By 1868, tension had mounted with major political elections on the horizon, that would could shift power from progressive republicans back to former confederate democrats. The two opposing political newspapers in the city of Opelousas were writing of the dangers of an all out race war.
Phillip Cunningham is the Head of Research Services at the Amistad Research Center and believes the 1868 Opelousas Massacre was a result of a newspaper article saying, “there was an editorial published by an 18-year-old teacher named Emerson Bently. Bently was originally from the north and had come down to Louisiana to teach in the freedmen’s schools. He published and article accusing the white democrats and former confederates of intimidating blacks so that they couldn’t register to vote or show up in masses at political gatherings.”
The massacre resulted in several days of violence with estimations of 50 to 200 people being killed. Most of the casualties were African Americans. Some residents were arrested and then broken out of jail by the Ku Klux Klan to be lynched.
The 1868 Opelousas Massacre was not an anomaly. Cities all over had similar events, including two years earlier in New Orleans. The Massacre of 1866 broke out at a location that is currently the Roosevelt Hotel. At this time, it was the Mechanics Institute. Ex-confederates unexpectedly showed up at the Mechanic Institute, where the Louisiana Constitutional Convention reconvened.
The purpose of the convention was to examine Black Codes, which denied the rights of African American citizens because of their race. Black Codes used racially specific language and would eventually be overturned in the 1700’s to make way for new laws that did not use racially specific language in their texts but denied the rights of groups of citizens just the same. Outside of the Mechanics Institute, freed blacks were attacked. The mob would soon move into the building to attack delegates. When the insurrection ceased, 150 people were injured and 45 were killed.
“The progressive political party that sought to enfranchise the black vote was completely destroyed a month before the election in Opelousas,” says Cunningham.
Wilken Jones wants to use his Rural African American Museum in Opelousas to reacquaint citizens with their past and empower them with knowledge that could lead to better tomorrow and says, “there’s so much more to the story than that.
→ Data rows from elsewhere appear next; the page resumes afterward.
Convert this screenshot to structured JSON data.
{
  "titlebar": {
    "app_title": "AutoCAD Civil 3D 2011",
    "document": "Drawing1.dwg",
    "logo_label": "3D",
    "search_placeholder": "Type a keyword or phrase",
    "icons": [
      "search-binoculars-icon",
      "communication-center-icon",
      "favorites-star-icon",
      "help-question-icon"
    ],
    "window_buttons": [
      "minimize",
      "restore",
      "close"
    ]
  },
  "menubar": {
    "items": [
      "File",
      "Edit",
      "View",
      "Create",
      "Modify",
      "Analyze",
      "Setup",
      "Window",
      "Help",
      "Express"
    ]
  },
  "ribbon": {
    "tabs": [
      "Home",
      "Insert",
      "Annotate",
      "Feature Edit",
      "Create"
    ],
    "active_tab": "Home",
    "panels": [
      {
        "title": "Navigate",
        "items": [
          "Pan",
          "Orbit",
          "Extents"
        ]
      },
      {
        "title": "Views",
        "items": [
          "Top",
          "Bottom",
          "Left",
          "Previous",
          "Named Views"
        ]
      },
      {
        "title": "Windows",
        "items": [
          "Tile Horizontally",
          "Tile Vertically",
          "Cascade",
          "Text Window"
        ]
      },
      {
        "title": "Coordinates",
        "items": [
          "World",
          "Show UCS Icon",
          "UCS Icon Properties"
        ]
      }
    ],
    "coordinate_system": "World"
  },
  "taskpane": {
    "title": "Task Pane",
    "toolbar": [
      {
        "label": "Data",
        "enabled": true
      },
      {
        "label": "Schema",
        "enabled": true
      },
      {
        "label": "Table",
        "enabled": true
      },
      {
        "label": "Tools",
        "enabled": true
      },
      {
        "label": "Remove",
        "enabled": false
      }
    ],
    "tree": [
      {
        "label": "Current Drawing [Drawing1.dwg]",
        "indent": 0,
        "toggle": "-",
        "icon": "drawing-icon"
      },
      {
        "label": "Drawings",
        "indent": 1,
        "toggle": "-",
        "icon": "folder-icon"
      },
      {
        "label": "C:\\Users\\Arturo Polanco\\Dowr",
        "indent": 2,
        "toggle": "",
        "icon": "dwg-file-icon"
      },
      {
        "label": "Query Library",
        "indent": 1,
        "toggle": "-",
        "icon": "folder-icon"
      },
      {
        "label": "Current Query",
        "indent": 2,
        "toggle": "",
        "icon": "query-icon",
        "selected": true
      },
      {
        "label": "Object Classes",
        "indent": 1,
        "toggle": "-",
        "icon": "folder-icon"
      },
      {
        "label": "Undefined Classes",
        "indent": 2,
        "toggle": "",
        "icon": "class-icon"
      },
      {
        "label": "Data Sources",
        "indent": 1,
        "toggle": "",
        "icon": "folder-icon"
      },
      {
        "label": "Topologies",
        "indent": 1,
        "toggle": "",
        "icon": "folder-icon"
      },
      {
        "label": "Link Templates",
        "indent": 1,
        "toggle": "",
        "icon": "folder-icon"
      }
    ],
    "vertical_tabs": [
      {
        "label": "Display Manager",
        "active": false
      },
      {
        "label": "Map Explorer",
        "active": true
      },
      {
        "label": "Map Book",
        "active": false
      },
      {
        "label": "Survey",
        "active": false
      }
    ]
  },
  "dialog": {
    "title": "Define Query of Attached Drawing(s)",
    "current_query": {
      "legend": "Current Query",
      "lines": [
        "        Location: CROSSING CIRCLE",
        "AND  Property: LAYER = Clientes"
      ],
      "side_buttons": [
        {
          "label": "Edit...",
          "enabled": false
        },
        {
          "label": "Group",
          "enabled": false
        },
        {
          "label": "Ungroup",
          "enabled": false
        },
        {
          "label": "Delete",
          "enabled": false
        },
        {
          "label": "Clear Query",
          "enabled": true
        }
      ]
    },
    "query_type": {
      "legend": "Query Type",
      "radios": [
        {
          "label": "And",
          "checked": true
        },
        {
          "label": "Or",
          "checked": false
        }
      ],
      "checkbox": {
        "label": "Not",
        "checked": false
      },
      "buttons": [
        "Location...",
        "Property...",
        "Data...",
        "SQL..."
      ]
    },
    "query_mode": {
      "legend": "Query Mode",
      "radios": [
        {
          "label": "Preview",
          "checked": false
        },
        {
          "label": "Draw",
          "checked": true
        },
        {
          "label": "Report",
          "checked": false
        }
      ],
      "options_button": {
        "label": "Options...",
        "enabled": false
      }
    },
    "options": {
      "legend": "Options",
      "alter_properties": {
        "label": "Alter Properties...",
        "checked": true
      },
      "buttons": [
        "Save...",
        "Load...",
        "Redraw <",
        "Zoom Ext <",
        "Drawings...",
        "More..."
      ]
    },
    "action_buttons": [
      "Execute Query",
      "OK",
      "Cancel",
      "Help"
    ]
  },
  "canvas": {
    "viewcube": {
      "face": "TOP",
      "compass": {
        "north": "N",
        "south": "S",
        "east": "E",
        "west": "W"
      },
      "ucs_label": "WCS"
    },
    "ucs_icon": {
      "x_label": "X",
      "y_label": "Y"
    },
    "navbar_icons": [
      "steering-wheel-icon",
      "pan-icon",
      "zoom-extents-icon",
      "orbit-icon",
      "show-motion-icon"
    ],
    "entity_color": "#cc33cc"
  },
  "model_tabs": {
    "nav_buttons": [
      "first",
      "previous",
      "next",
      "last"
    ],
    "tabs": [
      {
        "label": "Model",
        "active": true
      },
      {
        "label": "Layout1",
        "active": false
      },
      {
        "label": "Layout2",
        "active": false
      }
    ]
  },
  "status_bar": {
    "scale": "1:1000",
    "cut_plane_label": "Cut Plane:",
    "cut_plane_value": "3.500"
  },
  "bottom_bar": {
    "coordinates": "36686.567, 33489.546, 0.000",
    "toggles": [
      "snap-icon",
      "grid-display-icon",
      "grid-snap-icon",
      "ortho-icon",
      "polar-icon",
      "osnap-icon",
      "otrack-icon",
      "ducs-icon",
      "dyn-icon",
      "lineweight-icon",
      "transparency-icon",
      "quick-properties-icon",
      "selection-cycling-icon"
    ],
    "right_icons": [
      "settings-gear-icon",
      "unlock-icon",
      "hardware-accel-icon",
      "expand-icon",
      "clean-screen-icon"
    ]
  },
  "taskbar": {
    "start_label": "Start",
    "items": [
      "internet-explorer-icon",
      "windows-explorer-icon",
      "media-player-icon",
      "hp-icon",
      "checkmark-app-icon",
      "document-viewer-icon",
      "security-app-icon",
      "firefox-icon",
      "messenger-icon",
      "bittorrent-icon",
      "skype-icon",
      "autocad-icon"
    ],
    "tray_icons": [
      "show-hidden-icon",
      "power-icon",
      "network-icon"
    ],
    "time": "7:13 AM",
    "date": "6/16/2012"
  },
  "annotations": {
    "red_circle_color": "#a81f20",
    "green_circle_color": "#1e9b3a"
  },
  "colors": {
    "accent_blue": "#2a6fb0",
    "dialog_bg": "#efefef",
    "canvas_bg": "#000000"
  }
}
Black history is American history.”
To help Jones in his mission and fund his museum, you can click here for more information.
The Civil Rights Act of 1866, in short, declared all to be American citizens regardless of race, but it wasn’t until almost a hundred years later when the Civil Rights act of 1964 prohibited discrimination and would begin to dismantle “separate but equal.”
To learn more about the history of America and the story of African Americans, a great place to start is with a visit to Tulane University’s Amistad Research Center.